Acoustic

If one wants go get into the guitar world, you can start learning with an acoustic guitar.

Acoustic guitars are dependent on their structures and body shapes in resonating sounds. Unlike the more modern electric guitars, they don’t rely on other external devices in making sounds. The natural vibrations of the strings are resonated by the body of the guitar.

 

Acoustic guitars are generally made out of wood. The neck is usually made from mahogany and the fret board is made out of maple or rosewood. There are many kinds of acoustic guitars, here are some of them:

 

  • Classical

Classical guitars are very popular. They are usually the choice guitar for beginners.

The strings are usually made from nylon. These are usually played in a standard sitting position and used in playing classical music. Classical guitars produce think and whole sounds which are very warm to the ears.

Flamenco guitars are almost similar to the classical guitars; however, these guitars produce crisper and thinner sounds than the classical ones.

 

2) Steel-top

Steel-top guitars are much similar to the classical guitar. These, however, are constructed to be more resilient. The parts of the steel-top guitar are reinforced and their bodies are significantly larger than the classical guitars. They produce a warmer tone than the classical guitar.

 

3) 12-String guitar

A normal guitar usually has 6 strings, but the 12-string guitar, as its name implies, has 12 strings. Each string is accompanied by another string with the same note but is usually tuned in a higher octave. This kind of guitar produces a semi-chorus effect which is very pleasant to the ears.

 

4) Resonator

This type of guitar is similar to the steel-top guitar, but the steel in the middle of the soundboard is used to resonate the sound from the vibration of the guitar strings. This produces a very thin and distinct sound. These guitars are usually used in playing the blues. There are also variations of the resonator guitar; the square-neck resonator guitar is played on the lap like a piano or organ. The round neck resonator guitar is played like a common guitar. Resonator guitars work very well with glass or metal slides.

 

 

5) Archtop

The archtop guitar is inspired by other instruments such as the violin and the cello.

An archtop guitar usually has the f-hole design. Jazz players prefer archtop guitars.

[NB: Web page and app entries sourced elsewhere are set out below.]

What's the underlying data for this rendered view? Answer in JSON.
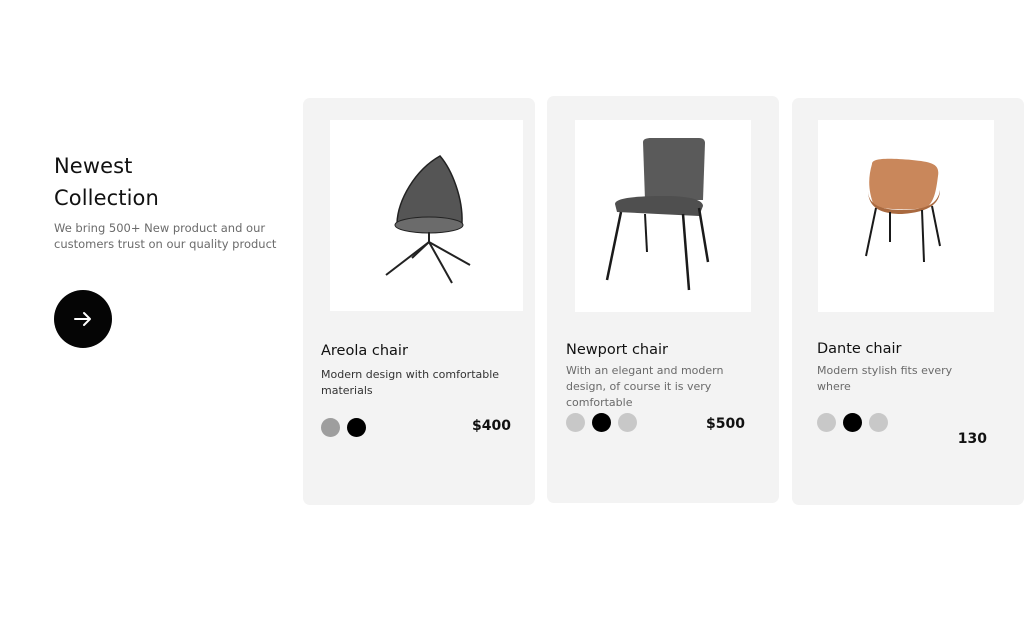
{
  "intro": {
    "title_line1": "Newest",
    "title_line2": "Collection",
    "text_line1": "We bring 500+ New product and our",
    "text_line2": "customers trust on our quality product",
    "arrow_icon": "arrow-right-icon"
  },
  "products": [
    {
      "name": "Areola chair",
      "desc_line1": "Modern design with comfortable",
      "desc_line2": "materials",
      "desc_line3": "",
      "price": "$400",
      "swatches": [
        "#9e9e9e",
        "#000000"
      ]
    },
    {
      "name": "Newport chair",
      "desc_line1": "With an elegant and modern",
      "desc_line2": "design, of course it is very",
      "desc_line3": "comfortable",
      "price": "$500",
      "swatches": [
        "#c8c8c8",
        "#000000",
        "#c8c8c8"
      ]
    },
    {
      "name": "Dante chair",
      "desc_line1": "Modern stylish fits every",
      "desc_line2": "where",
      "desc_line3": "",
      "price": "130",
      "swatches": [
        "#c8c8c8",
        "#000000",
        "#c8c8c8"
      ]
    }
  ]
}
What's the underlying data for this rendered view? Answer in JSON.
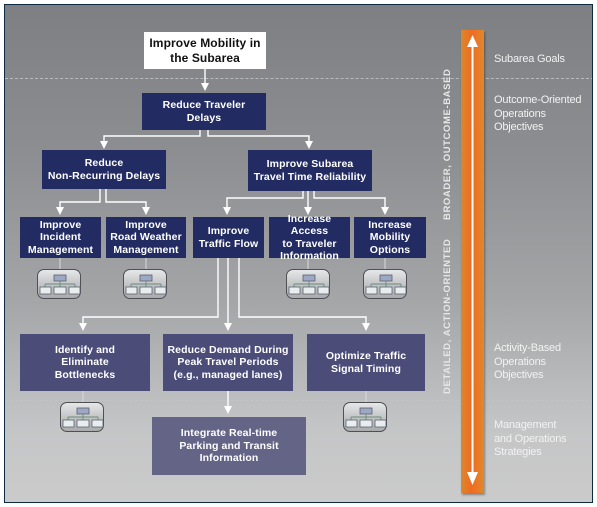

Some archtop guitars can reach prices of about $25,000 USD.

 

6) Acoustic Bass

Acoustic bass guitars are bass guitars without electronic pick-ups. The body of the guitar is used to produce the sounds. These are usually 4-stringed guitars but there are acoustic bass guitars which have 5 or 6 strings.

 

Electric

 

Electric guitars make use of electronic pick-ups to amplify the vibrations of the guitar strings. They are usually connected to electric amplifiers. Electric guitars usually have a solid or semi-solid body type. They don’t use the body for sound resonance and thus, they usually make very little or no sound when played without an amplifier. The concept used by electric guitars is- the energy of the strings are diverted into electrical impulses are not directly into sound to be able to achieve an amplified sound.

 

Electric guitars usually have control knobs for changing the volume or the tone of the guitar. There are also pick-up selectors in electric guitars. Many electric guitars use multiple pick-ups to achieve the best guitar sounds. These pick-ups gather and produce different tones from the guitar. The tone knobs are usually used to shift from a bass-intensive sound to a treble-intensive sound or vice versa.

Some electric guitars also have whammy bars. These bars are attached to the guitar to shift notes without changing the finger positions in the fret board. Whammy bars are used to produce “crying” guitar sounds. This is a very useful tool in doing rock and roll songs or even ballads. The use of the whammy bar in less expensive guitars is not advised because it may cause the strings to go out of tune.

 

These are some of the basic types of guitars that are available out there for everyone.